CORNING - The attorney representing Christie Speciale, who was accused in late September of allegedly targeting the Amish for dog abuse, asked Corning City Judge Mathew McCarthy Tuesday morning to dismiss the charges.
Speciale is charged with disorderly conduct, fourth-degree stalking and second-degree harassment.
Susan Chana Lask, an attorney representing Speciale, who has said her client is innocent, feels all of the charges must be dismissed.
McCarthy said he will reserve on any court motions Tuesday to give Steuben County Assistant District Attorney Jeremiah S. King time to review the document Lask submitted. The case will return to Corning City Court at 8:30 a.m. Nov. 20.
Lask was critical of Steuben County District Attorney Brooks Baker moments after Tuesday's court session during an interview with media in front of City Hall.
“(Baker) was very angry in a message (to me), and he said this is going to be a significant case,” Lask said. “He thought he was going to be the big district attorney taking down this nice little girl, like he was doing something good, when he is actually doing something very bad.”
“This is not an animal rights issue,” Baker said. “This is how Speciale chose to express her concerns about those people, and the fact that when she singles out a group, in this case it's the Amish, she can’t do that. That’s wrong.
“This is about her behavior. This is not about her opposition to puppy mills.”
Lask called Speciale, a Corning City dog warden and founder and owner of Tanner's P.A.W.S., very knowledgeable of animal rights and animal laws.

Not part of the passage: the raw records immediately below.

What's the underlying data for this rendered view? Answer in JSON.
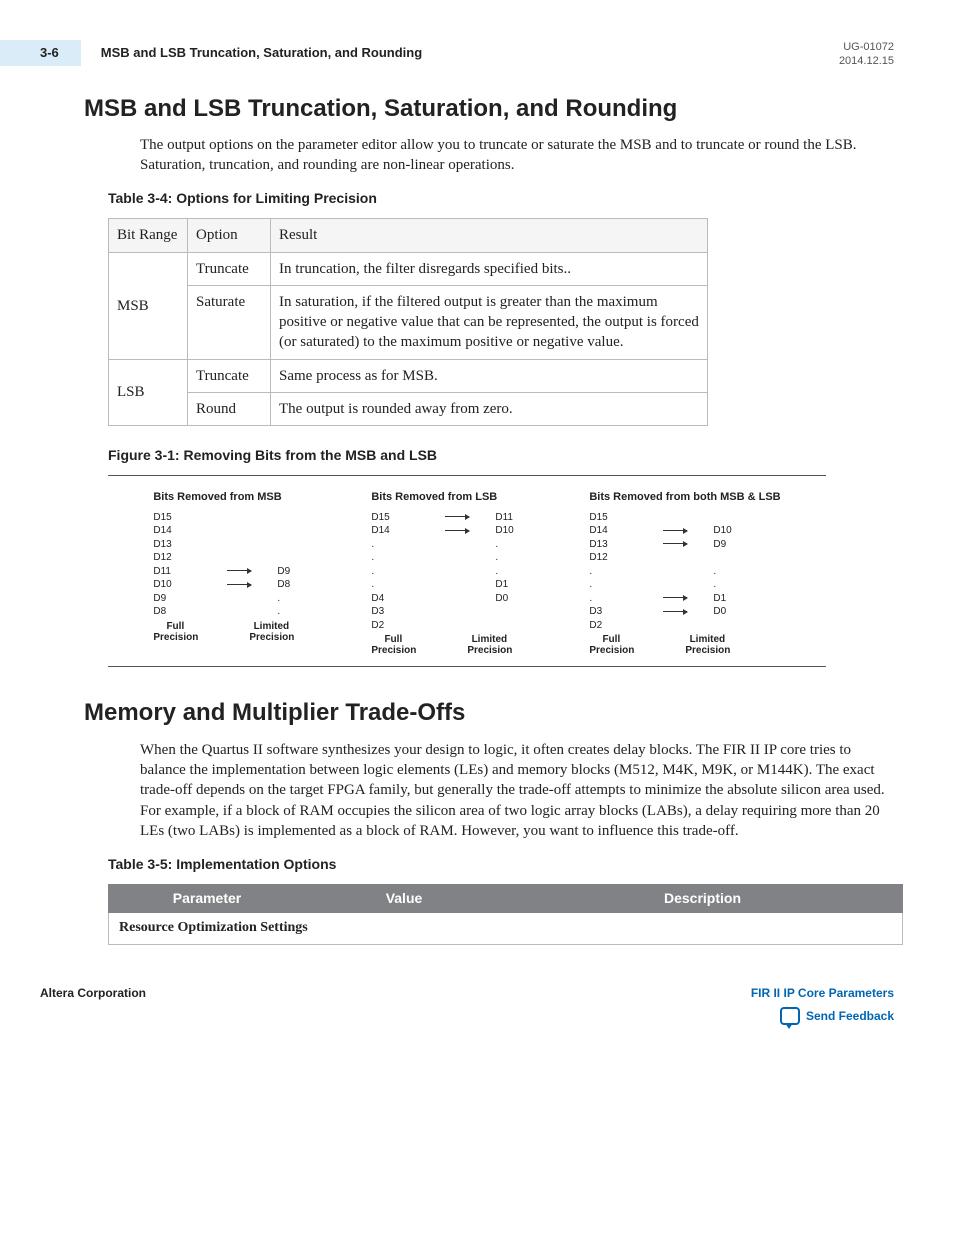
{
  "header": {
    "page_num": "3-6",
    "running_title": "MSB and LSB Truncation, Saturation, and Rounding",
    "doc_id": "UG-01072",
    "date": "2014.12.15"
  },
  "section1": {
    "title": "MSB and LSB Truncation, Saturation, and Rounding",
    "body": "The output options on the parameter editor allow you to truncate or saturate the MSB and to truncate or round the LSB. Saturation, truncation, and rounding are non-linear operations."
  },
  "table34": {
    "caption": "Table 3-4: Options for Limiting Precision",
    "headers": [
      "Bit Range",
      "Option",
      "Result"
    ],
    "rows": [
      {
        "range": "MSB",
        "option": "Truncate",
        "result": "In truncation, the filter disregards specified bits.."
      },
      {
        "range": "MSB",
        "option": "Saturate",
        "result": "In saturation, if the filtered output is greater than the maximum positive or negative value that can be represented, the output is forced (or saturated) to the maximum positive or negative value."
      },
      {
        "range": "LSB",
        "option": "Truncate",
        "result": "Same process as for MSB."
      },
      {
        "range": "LSB",
        "option": "Round",
        "result": "The output is rounded away from zero."
      }
    ]
  },
  "figure31": {
    "caption": "Figure 3-1: Removing Bits from the MSB and LSB",
    "cols": [
      {
        "title": "Bits Removed from MSB",
        "full": [
          "D15",
          "D14",
          "D13",
          "D12",
          "D11",
          "D10",
          "D9",
          "D8"
        ],
        "limited": [
          "",
          "",
          "",
          "",
          "D9",
          "D8",
          ".",
          "."
        ],
        "foot_left": "Full Precision",
        "foot_right": "Limited Precision",
        "arrows": {
          "4": true,
          "5": true
        }
      },
      {
        "title": "Bits Removed from LSB",
        "full": [
          "D15",
          "D14",
          ".",
          ".",
          ".",
          ".",
          "D4",
          "D3",
          "D2"
        ],
        "limited": [
          "D11",
          "D10",
          ".",
          ".",
          ".",
          "D1",
          "D0",
          "",
          ""
        ],
        "foot_left": "Full Precision",
        "foot_right": "Limited Precision",
        "arrows": {
          "0": true,
          "1": true
        }
      },
      {
        "title": "Bits Removed from both MSB & LSB",
        "full": [
          "D15",
          "D14",
          "D13",
          "D12",
          ".",
          ".",
          ".",
          "D3",
          "D2"
        ],
        "limited": [
          "",
          "D10",
          "D9",
          "",
          ".",
          ".",
          "D1",
          "D0",
          ""
        ],
        "foot_left": "Full Precision",
        "foot_right": "Limited Precision",
        "arrows": {
          "1": true,
          "2": true,
          "6": true,
          "7": true
        }
      }
    ]
  },
  "section2": {
    "title": "Memory and Multiplier Trade-Offs",
    "body": "When the Quartus II software synthesizes your design to logic, it often creates delay blocks. The FIR II IP core tries to balance the implementation between logic elements (LEs) and memory blocks (M512, M4K, M9K, or M144K). The exact trade-off depends on the target FPGA family, but generally the trade-off attempts to minimize the absolute silicon area used. For example, if a block of RAM occupies the silicon area of two logic array blocks (LABs), a delay requiring more than 20 LEs (two LABs) is implemented as a block of RAM. However, you want to influence this trade-off."
  },
  "table35": {
    "caption": "Table 3-5: Implementation Options",
    "headers": [
      "Parameter",
      "Value",
      "Description"
    ],
    "section_row": "Resource Optimization Settings"
  },
  "footer": {
    "left": "Altera Corporation",
    "link": "FIR II IP Core Parameters",
    "feedback": "Send Feedback"
  }
}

“When she saw a man pulling a small red wagon filled with six-week-old puppies, in poor condition, with a for sale sign she approached the man,” Lask said. “They were asking $450 per puppy and law prohibits selling dogs under eight weeks old.”
Never once did Speciale speak to the man because he is Amish or his family is Amish.
“I’ll join her in saying that puppy mills are a terrible thing,” Baker said. “This is not about animal rights. This is about her choice to speak inappropriate. You can not attack people because they are a part of an identifiable religions based group. That’s what she did.”
Lask said Speciale never threatened anyone at the late September Harvest Festival event.
“She never would,” Lasks said. “I’m going to fight this for months, if he doesn’t dismiss the (case). He’s going to cost this town millions. If he keeps doing this with her I don’t think he’s going to have a job for too long.”
Baker said fundamentally Lask can threaten him all she wants.
“We try cases in the courthouse not on the courthouse steps,” Baker said. “As far as the merits of the case are concerned, threatening my job, threatening to sue people people don’t convince us anything.”
Lask said the charges were raised by Baker because he has some type of personal issue with Speciale.
“I have never met Speciale,” Baker said. “To accuse me of having some personal vendetta against her is totally false.”